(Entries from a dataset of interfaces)
+---+
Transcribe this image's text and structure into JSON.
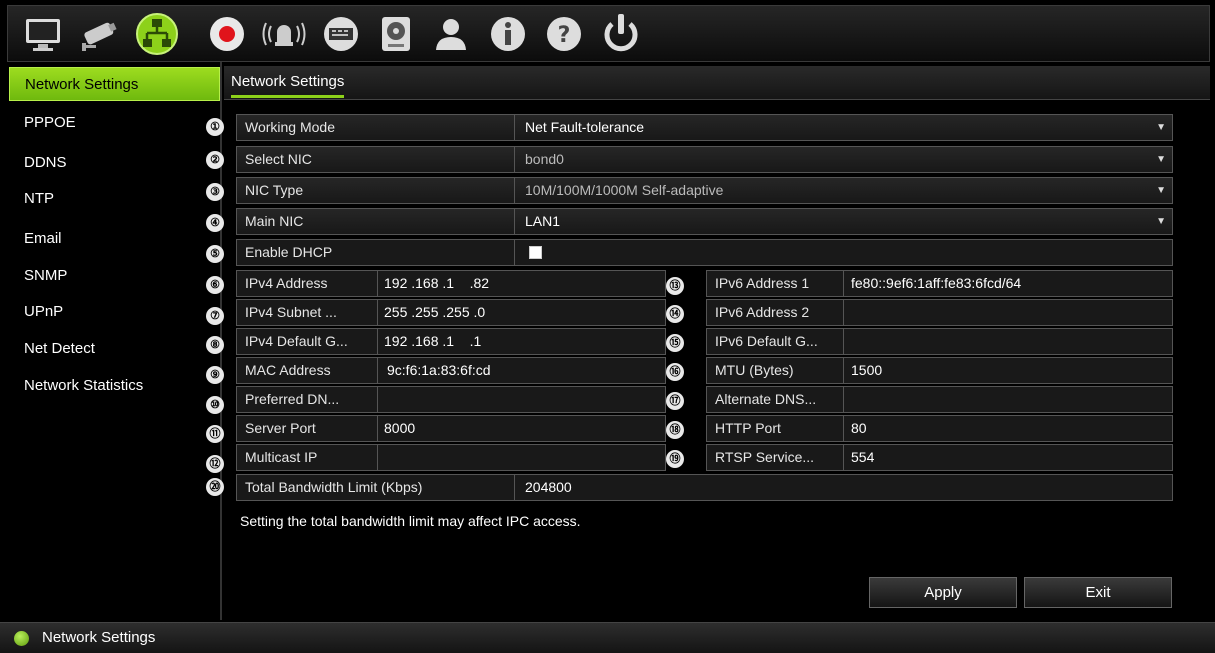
{
  "toolbar": {
    "icons": [
      "monitor-icon",
      "camera-icon",
      "network-icon",
      "record-icon",
      "alarm-icon",
      "devices-icon",
      "storage-icon",
      "user-icon",
      "info-icon",
      "help-icon",
      "power-icon"
    ],
    "active": "network-icon",
    "accent": "#8dd11a"
  },
  "sidebar": {
    "items": [
      {
        "label": "Network Settings",
        "active": true
      },
      {
        "label": "PPPOE"
      },
      {
        "label": "DDNS"
      },
      {
        "label": "NTP"
      },
      {
        "label": "Email"
      },
      {
        "label": "SNMP"
      },
      {
        "label": "UPnP"
      },
      {
        "label": "Net Detect"
      },
      {
        "label": "Network Statistics"
      }
    ]
  },
  "main": {
    "tab": "Network Settings",
    "numbers": [
      "①",
      "②",
      "③",
      "④",
      "⑤",
      "⑥",
      "⑦",
      "⑧",
      "⑨",
      "⑩",
      "⑪",
      "⑫",
      "⑬",
      "⑭",
      "⑮",
      "⑯",
      "⑰",
      "⑱",
      "⑲",
      "⑳"
    ],
    "working_mode": {
      "label": "Working Mode",
      "value": "Net Fault-tolerance"
    },
    "select_nic": {
      "label": "Select NIC",
      "value": "bond0"
    },
    "nic_type": {
      "label": "NIC Type",
      "value": "10M/100M/1000M Self-adaptive"
    },
    "main_nic": {
      "label": "Main NIC",
      "value": "LAN1"
    },
    "enable_dhcp": {
      "label": "Enable DHCP",
      "checked": false
    },
    "left_fields": [
      {
        "label": "IPv4 Address",
        "value": "192 .168 .1    .82"
      },
      {
        "label": "IPv4 Subnet ...",
        "value": "255 .255 .255 .0"
      },
      {
        "label": "IPv4 Default G...",
        "value": "192 .168 .1    .1"
      },
      {
        "label": "MAC Address",
        "value": "9c:f6:1a:83:6f:cd"
      },
      {
        "label": "Preferred DN...",
        "value": ""
      },
      {
        "label": "Server Port",
        "value": "8000"
      },
      {
        "label": "Multicast IP",
        "value": ""
      }
    ],
    "right_fields": [
      {
        "label": "IPv6 Address 1",
        "value": "fe80::9ef6:1aff:fe83:6fcd/64"
      },
      {
        "label": "IPv6 Address 2",
        "value": ""
      },
      {
        "label": "IPv6 Default G...",
        "value": ""
      },
      {
        "label": "MTU (Bytes)",
        "value": "1500"
      },
      {
        "label": "Alternate DNS...",
        "value": ""
      },
      {
        "label": "HTTP Port",
        "value": "80"
      },
      {
        "label": "RTSP Service...",
        "value": "554"
      }
    ],
    "bandwidth": {
      "label": "Total Bandwidth Limit (Kbps)",
      "value": "204800"
    },
    "hint": "Setting the total bandwidth limit may affect IPC access.",
    "apply_label": "Apply",
    "exit_label": "Exit"
  },
  "status_bar": {
    "text": "Network Settings"
  }
}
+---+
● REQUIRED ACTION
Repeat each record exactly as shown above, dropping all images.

● RESULT OF THE EXERCISE
Transcribe this image's text and structure into JSON.
{
  "toolbar": {
    "icons": [
      "monitor-icon",
      "camera-icon",
      "network-icon",
      "record-icon",
      "alarm-icon",
      "devices-icon",
      "storage-icon",
      "user-icon",
      "info-icon",
      "help-icon",
      "power-icon"
    ],
    "active": "network-icon",
    "accent": "#8dd11a"
  },
  "sidebar": {
    "items": [
      {
        "label": "Network Settings",
        "active": true
      },
      {
        "label": "PPPOE"
      },
      {
        "label": "DDNS"
      },
      {
        "label": "NTP"
      },
      {
        "label": "Email"
      },
      {
        "label": "SNMP"
      },
      {
        "label": "UPnP"
      },
      {
        "label": "Net Detect"
      },
      {
        "label": "Network Statistics"
      }
    ]
  },
  "main": {
    "tab": "Network Settings",
    "numbers": [
      "①",
      "②",
      "③",
      "④",
      "⑤",
      "⑥",
      "⑦",
      "⑧",
      "⑨",
      "⑩",
      "⑪",
      "⑫",
      "⑬",
      "⑭",
      "⑮",
      "⑯",
      "⑰",
      "⑱",
      "⑲",
      "⑳"
    ],
    "working_mode": {
      "label": "Working Mode",
      "value": "Net Fault-tolerance"
    },
    "select_nic": {
      "label": "Select NIC",
      "value": "bond0"
    },
    "nic_type": {
      "label": "NIC Type",
      "value": "10M/100M/1000M Self-adaptive"
    },
    "main_nic": {
      "label": "Main NIC",
      "value": "LAN1"
    },
    "enable_dhcp": {
      "label": "Enable DHCP",
      "checked": false
    },
    "left_fields": [
      {
        "label": "IPv4 Address",
        "value": "192 .168 .1    .82"
      },
      {
        "label": "IPv4 Subnet ...",
        "value": "255 .255 .255 .0"
      },
      {
        "label": "IPv4 Default G...",
        "value": "192 .168 .1    .1"
      },
      {
        "label": "MAC Address",
        "value": "9c:f6:1a:83:6f:cd"
      },
      {
        "label": "Preferred DN...",
        "value": ""
      },
      {
        "label": "Server Port",
        "value": "8000"
      },
      {
        "label": "Multicast IP",
        "value": ""
      }
    ],
    "right_fields": [
      {
        "label": "IPv6 Address 1",
        "value": "fe80::9ef6:1aff:fe83:6fcd/64"
      },
      {
        "label": "IPv6 Address 2",
        "value": ""
      },
      {
        "label": "IPv6 Default G...",
        "value": ""
      },
      {
        "label": "MTU (Bytes)",
        "value": "1500"
      },
      {
        "label": "Alternate DNS...",
        "value": ""
      },
      {
        "label": "HTTP Port",
        "value": "80"
      },
      {
        "label": "RTSP Service...",
        "value": "554"
      }
    ],
    "bandwidth": {
      "label": "Total Bandwidth Limit (Kbps)",
      "value": "204800"
    },
    "hint": "Setting the total bandwidth limit may affect IPC access.",
    "apply_label": "Apply",
    "exit_label": "Exit"
  },
  "status_bar": {
    "text": "Network Settings"
  }
}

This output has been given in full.